We failed to mention a noteworthy birthday celebration held back on March 11th. Granny D turned 99 in frigid New Hampshire on January 24th, but a snowstorm forced her big party to be postponed. And it couldn't happen in February, because she was in sunny Arizona, writing a book! When it finally took place in March at the New Hampshire state capitol, the governor and hundreds more people sang "Happy Birthday" to her.
Granny D is Doris Haddock, and here's just some of what she's done since she turned 89, 10 years ago:
She walked, and cross-country skied, 16 kilometers a day, the entire way across the United States - arthritic back, emphysema, hearing aids in both ears and all - on behalf of an issue called campaign finance reform. She and those who walked part-way with her wore support buttons that read, "Go Granny, Go!"
Word soon spread that the old lady in the straw hat with a turkey feather stuck in it was just down the road or over the hill. Well-wishers gave her food and shelter and cheered her on.
At one point, activist Dick Gregory walked beside her. You're planting a seed for change, Gregory told her. That seed is going to grow and grow, and you just stay right on it, girl.
When Granny D finally reached Washington, D.C., on her long trek from the Rose Bowl football stadium in California, she gave a short speech at the Lincoln Memorial, urging Americans to pass laws that would reduce the influence of big money in political campaigns.

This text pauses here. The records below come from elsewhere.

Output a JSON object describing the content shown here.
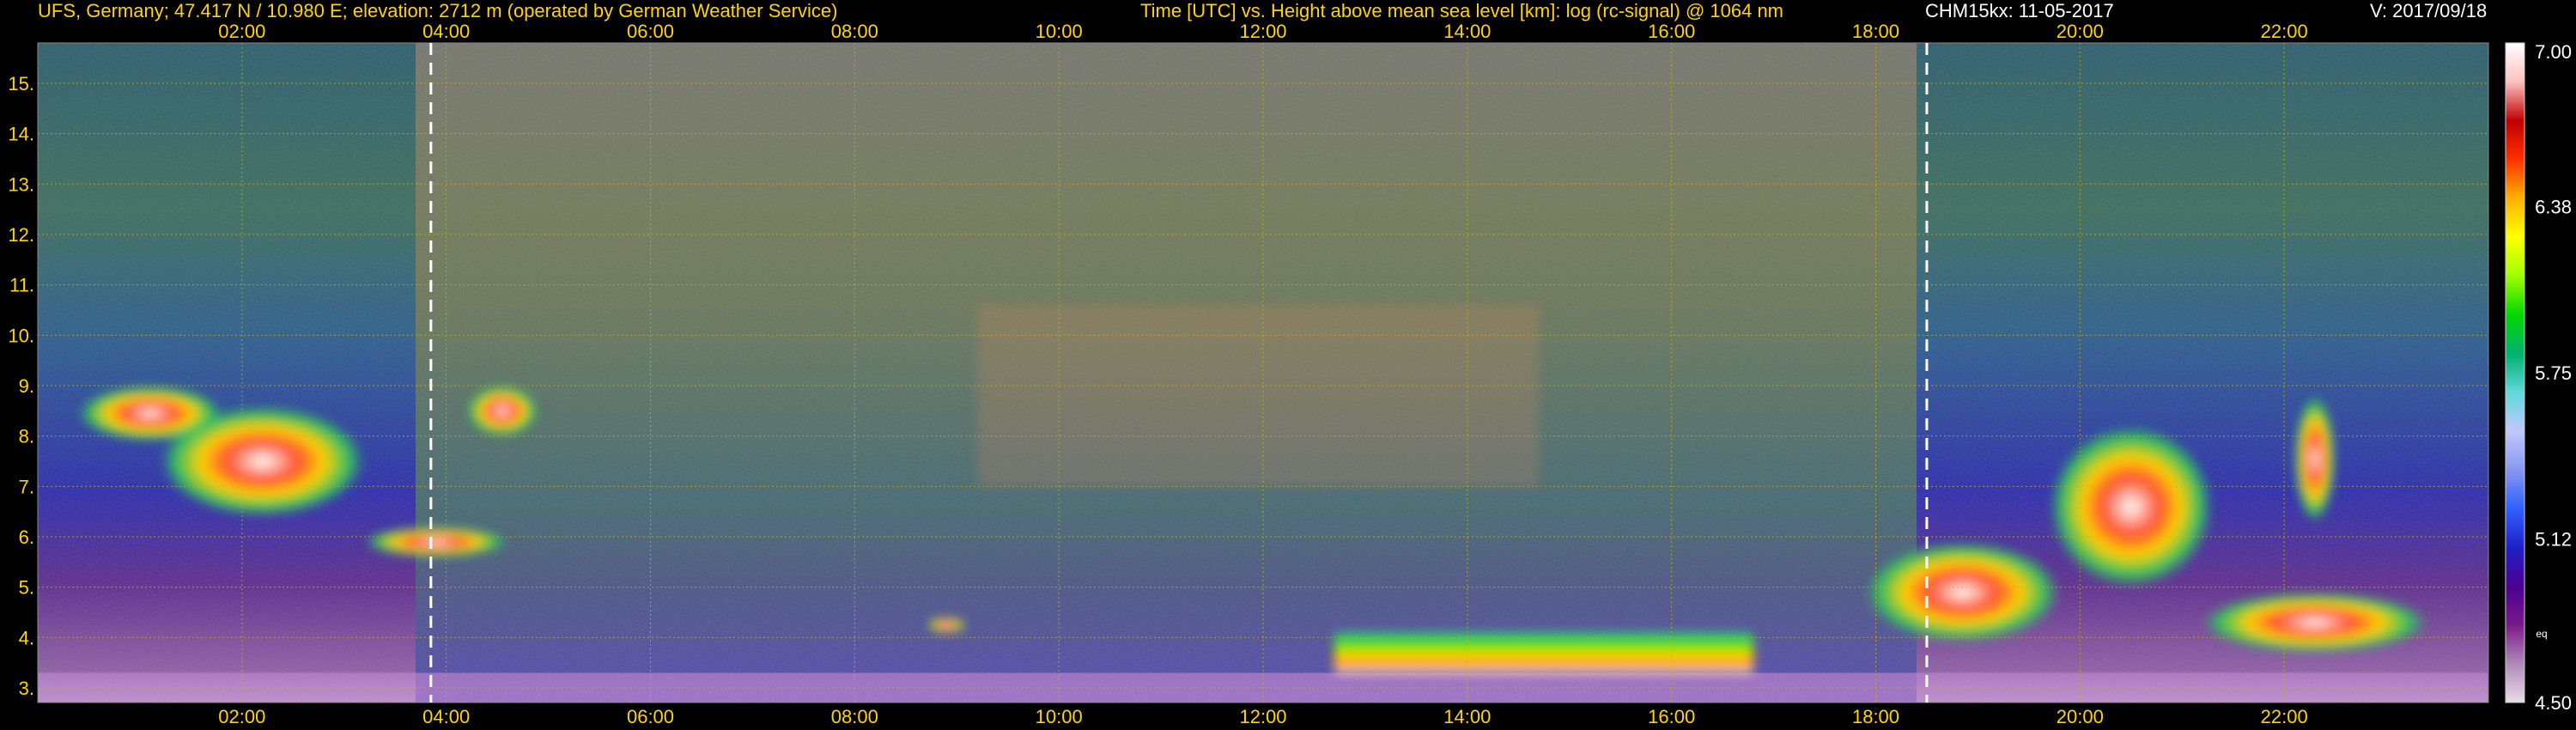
{
  "header": {
    "station": "UFS, Germany; 47.417 N / 10.980 E; elevation: 2712 m  (operated by German Weather Service)",
    "plot_title": "Time [UTC] vs. Height above mean sea level [km]: log (rc-signal) @ 1064 nm",
    "instrument_date": "CHM15kx: 11-05-2017",
    "version": "V: 2017/09/18"
  },
  "colors": {
    "background": "#000000",
    "text": "#ffd400",
    "grid": "#c8b400",
    "marker": "#ffffff"
  },
  "chart_data": {
    "type": "heatmap",
    "title": "Time [UTC] vs. Height above mean sea level [km]: log (rc-signal) @ 1064 nm",
    "xlabel": "Time [UTC]",
    "ylabel": "Height above mean sea level [km]",
    "x_range_hours": [
      0.0,
      24.0
    ],
    "y_range_km": [
      2.712,
      15.8
    ],
    "x_ticks_top": [
      "02:00",
      "04:00",
      "06:00",
      "08:00",
      "10:00",
      "12:00",
      "14:00",
      "16:00",
      "18:00",
      "20:00",
      "22:00"
    ],
    "x_ticks_bottom": [
      "02:00",
      "04:00",
      "06:00",
      "08:00",
      "10:00",
      "12:00",
      "14:00",
      "16:00",
      "18:00",
      "20:00",
      "22:00"
    ],
    "x_tick_hours": [
      2,
      4,
      6,
      8,
      10,
      12,
      14,
      16,
      18,
      20,
      22
    ],
    "y_ticks": [
      "3.",
      "4.",
      "5.",
      "6.",
      "7.",
      "8.",
      "9.",
      "10.",
      "11.",
      "12.",
      "13.",
      "14.",
      "15."
    ],
    "y_tick_values": [
      3,
      4,
      5,
      6,
      7,
      8,
      9,
      10,
      11,
      12,
      13,
      14,
      15
    ],
    "grid": true,
    "markers_hours": [
      3.85,
      18.5
    ],
    "colorbar": {
      "min": 4.5,
      "max": 7.0,
      "ticks": [
        "7.00",
        "6.38",
        "5.75",
        "5.12",
        "4.50"
      ],
      "tick_values": [
        7.0,
        6.38,
        5.75,
        5.12,
        4.5
      ],
      "unit": "eq",
      "colors": [
        "#e8dce8",
        "#b08ab8",
        "#7a1a8a",
        "#4c0090",
        "#2020c8",
        "#3060ff",
        "#8898f0",
        "#c0c8ff",
        "#60d8d8",
        "#00b070",
        "#00d800",
        "#a0ff00",
        "#ffff00",
        "#ffb000",
        "#ff3000",
        "#c00000",
        "#ffc0c0",
        "#ffffff"
      ]
    },
    "features": [
      {
        "type": "layer",
        "start_h": 12.7,
        "end_h": 16.8,
        "bottom_km": 3.3,
        "top_km": 4.1
      },
      {
        "type": "cloud",
        "start_h": 17.9,
        "end_h": 19.8,
        "bottom_km": 3.9,
        "top_km": 5.9
      },
      {
        "type": "cloud",
        "start_h": 19.7,
        "end_h": 21.3,
        "bottom_km": 5.0,
        "top_km": 8.2
      },
      {
        "type": "cloud",
        "start_h": 21.2,
        "end_h": 23.4,
        "bottom_km": 3.7,
        "top_km": 4.9
      },
      {
        "type": "cloud",
        "start_h": 1.2,
        "end_h": 3.2,
        "bottom_km": 6.4,
        "top_km": 8.6
      },
      {
        "type": "cloud",
        "start_h": 3.2,
        "end_h": 4.6,
        "bottom_km": 5.6,
        "top_km": 6.2
      },
      {
        "type": "cloud",
        "start_h": 4.2,
        "end_h": 4.9,
        "bottom_km": 8.0,
        "top_km": 9.0
      },
      {
        "type": "cloud",
        "start_h": 8.7,
        "end_h": 9.1,
        "bottom_km": 4.1,
        "top_km": 4.4
      },
      {
        "type": "cloud",
        "start_h": 0.4,
        "end_h": 1.8,
        "bottom_km": 7.9,
        "top_km": 9.0
      },
      {
        "type": "cloud",
        "start_h": 22.1,
        "end_h": 22.5,
        "bottom_km": 6.3,
        "top_km": 8.8
      },
      {
        "type": "cirrus",
        "start_h": 9.2,
        "end_h": 14.7,
        "bottom_km": 7.0,
        "top_km": 10.6
      }
    ]
  }
}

She joked that she'd like to lead a running of the pigs down K Street, the pigs being the lobbyists who keep offices on that avenue.

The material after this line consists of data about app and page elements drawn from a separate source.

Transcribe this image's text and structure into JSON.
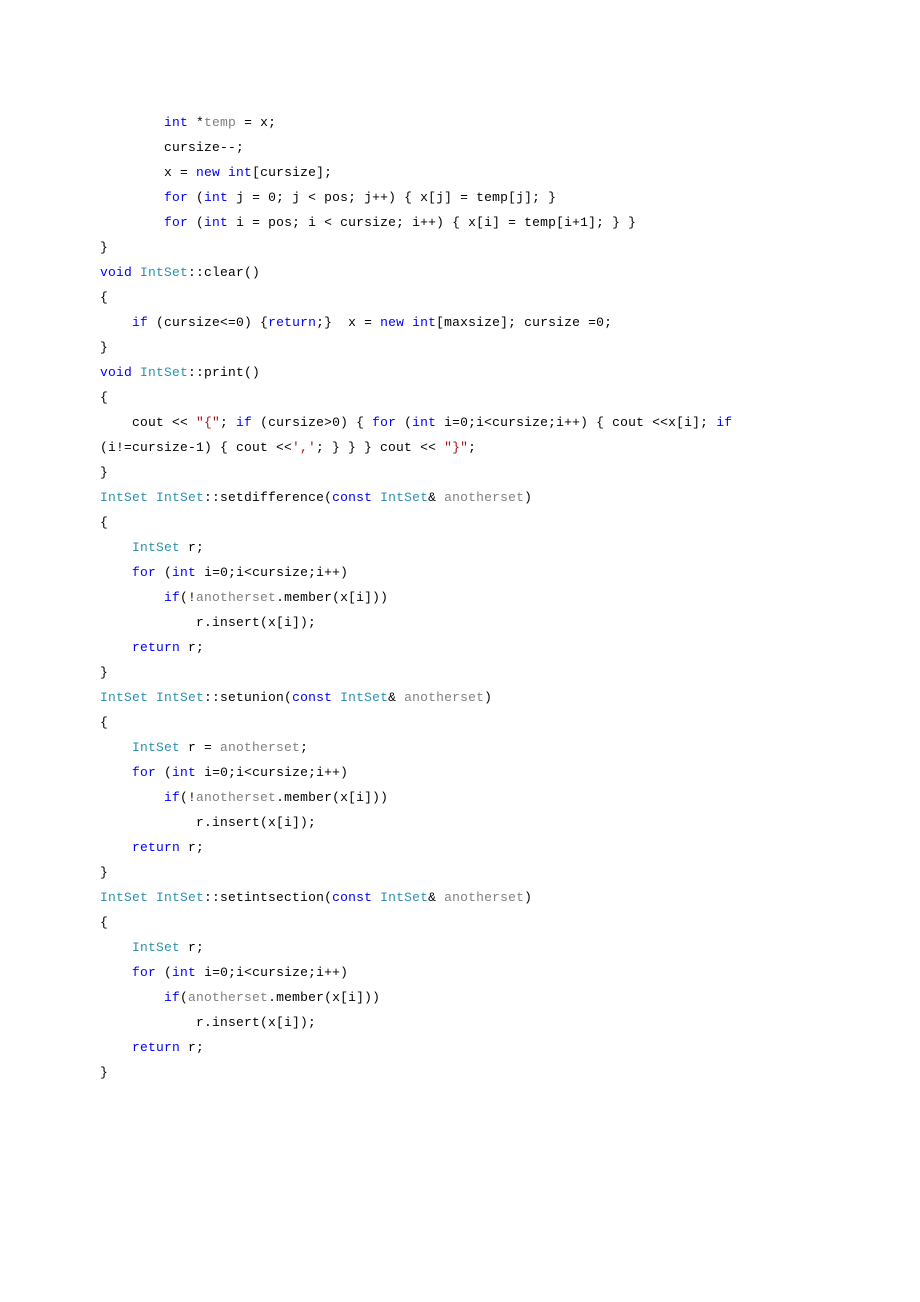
{
  "code": {
    "line1_a": "        ",
    "line1_b": "int",
    "line1_c": " *",
    "line1_d": "temp",
    "line1_e": " = x;",
    "line2": "        cursize--;",
    "line3_a": "        x = ",
    "line3_b": "new",
    "line3_c": " ",
    "line3_d": "int",
    "line3_e": "[cursize];",
    "line4_a": "        ",
    "line4_b": "for",
    "line4_c": " (",
    "line4_d": "int",
    "line4_e": " j = 0; j < pos; j++) { x[j] = temp[j]; }",
    "line5_a": "        ",
    "line5_b": "for",
    "line5_c": " (",
    "line5_d": "int",
    "line5_e": " i = pos; i < cursize; i++) { x[i] = temp[i+1]; } }",
    "line6": "}",
    "line7_a": "void",
    "line7_b": " ",
    "line7_c": "IntSet",
    "line7_d": "::clear()",
    "line8": "{",
    "line9_a": "    ",
    "line9_b": "if",
    "line9_c": " (cursize<=0) {",
    "line9_d": "return",
    "line9_e": ";}  x = ",
    "line9_f": "new",
    "line9_g": " ",
    "line9_h": "int",
    "line9_i": "[maxsize]; cursize =0;",
    "line10": "}",
    "line11_a": "void",
    "line11_b": " ",
    "line11_c": "IntSet",
    "line11_d": "::print()",
    "line12": "{",
    "line13_a": "    cout << ",
    "line13_b": "\"{\"",
    "line13_c": "; ",
    "line13_d": "if",
    "line13_e": " (cursize>0) { ",
    "line13_f": "for",
    "line13_g": " (",
    "line13_h": "int",
    "line13_i": " i=0;i<cursize;i++) { cout <<x[i]; ",
    "line13_j": "if",
    "line14_a": "(i!=cursize-1) { cout <<",
    "line14_b": "','",
    "line14_c": "; } } } cout << ",
    "line14_d": "\"}\"",
    "line14_e": ";",
    "line15": "}",
    "line16_a": "IntSet",
    "line16_b": " ",
    "line16_c": "IntSet",
    "line16_d": "::setdifference(",
    "line16_e": "const",
    "line16_f": " ",
    "line16_g": "IntSet",
    "line16_h": "& ",
    "line16_i": "anotherset",
    "line16_j": ")",
    "line17": "{",
    "line18_a": "    ",
    "line18_b": "IntSet",
    "line18_c": " r;",
    "line19_a": "    ",
    "line19_b": "for",
    "line19_c": " (",
    "line19_d": "int",
    "line19_e": " i=0;i<cursize;i++)",
    "line20_a": "        ",
    "line20_b": "if",
    "line20_c": "(!",
    "line20_d": "anotherset",
    "line20_e": ".member(x[i]))",
    "line21": "            r.insert(x[i]);",
    "line22_a": "    ",
    "line22_b": "return",
    "line22_c": " r;",
    "line23": "}",
    "line24_a": "IntSet",
    "line24_b": " ",
    "line24_c": "IntSet",
    "line24_d": "::setunion(",
    "line24_e": "const",
    "line24_f": " ",
    "line24_g": "IntSet",
    "line24_h": "& ",
    "line24_i": "anotherset",
    "line24_j": ")",
    "line25": "{",
    "line26_a": "    ",
    "line26_b": "IntSet",
    "line26_c": " r = ",
    "line26_d": "anotherset",
    "line26_e": ";",
    "line27_a": "    ",
    "line27_b": "for",
    "line27_c": " (",
    "line27_d": "int",
    "line27_e": " i=0;i<cursize;i++)",
    "line28_a": "        ",
    "line28_b": "if",
    "line28_c": "(!",
    "line28_d": "anotherset",
    "line28_e": ".member(x[i]))",
    "line29": "            r.insert(x[i]);",
    "line30_a": "    ",
    "line30_b": "return",
    "line30_c": " r;",
    "line31": "}",
    "line32_a": "IntSet",
    "line32_b": " ",
    "line32_c": "IntSet",
    "line32_d": "::setintsection(",
    "line32_e": "const",
    "line32_f": " ",
    "line32_g": "IntSet",
    "line32_h": "& ",
    "line32_i": "anotherset",
    "line32_j": ")",
    "line33": "{",
    "line34_a": "    ",
    "line34_b": "IntSet",
    "line34_c": " r;",
    "line35_a": "    ",
    "line35_b": "for",
    "line35_c": " (",
    "line35_d": "int",
    "line35_e": " i=0;i<cursize;i++)",
    "line36_a": "        ",
    "line36_b": "if",
    "line36_c": "(",
    "line36_d": "anotherset",
    "line36_e": ".member(x[i]))",
    "line37": "            r.insert(x[i]);",
    "line38_a": "    ",
    "line38_b": "return",
    "line38_c": " r;",
    "line39": "}"
  }
}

Then in 2004, she ran a low-budget campaign of her own for the United States Senate, winning the Democratic nomination but losing the general election by a two-to-one margin to New Hampshire's incumbent U.S. Senator Judd Gregg.
Once what she calls an "office girl," then a shoe designer as a young woman, Doris Haddock is still sharp as a shoe tack, according to her friends. But Granny D won't be walking to the Rose Bowl any time soon.
Read more of Ted's personal reflections and stories from the road on his blog, Ted Landphair's America.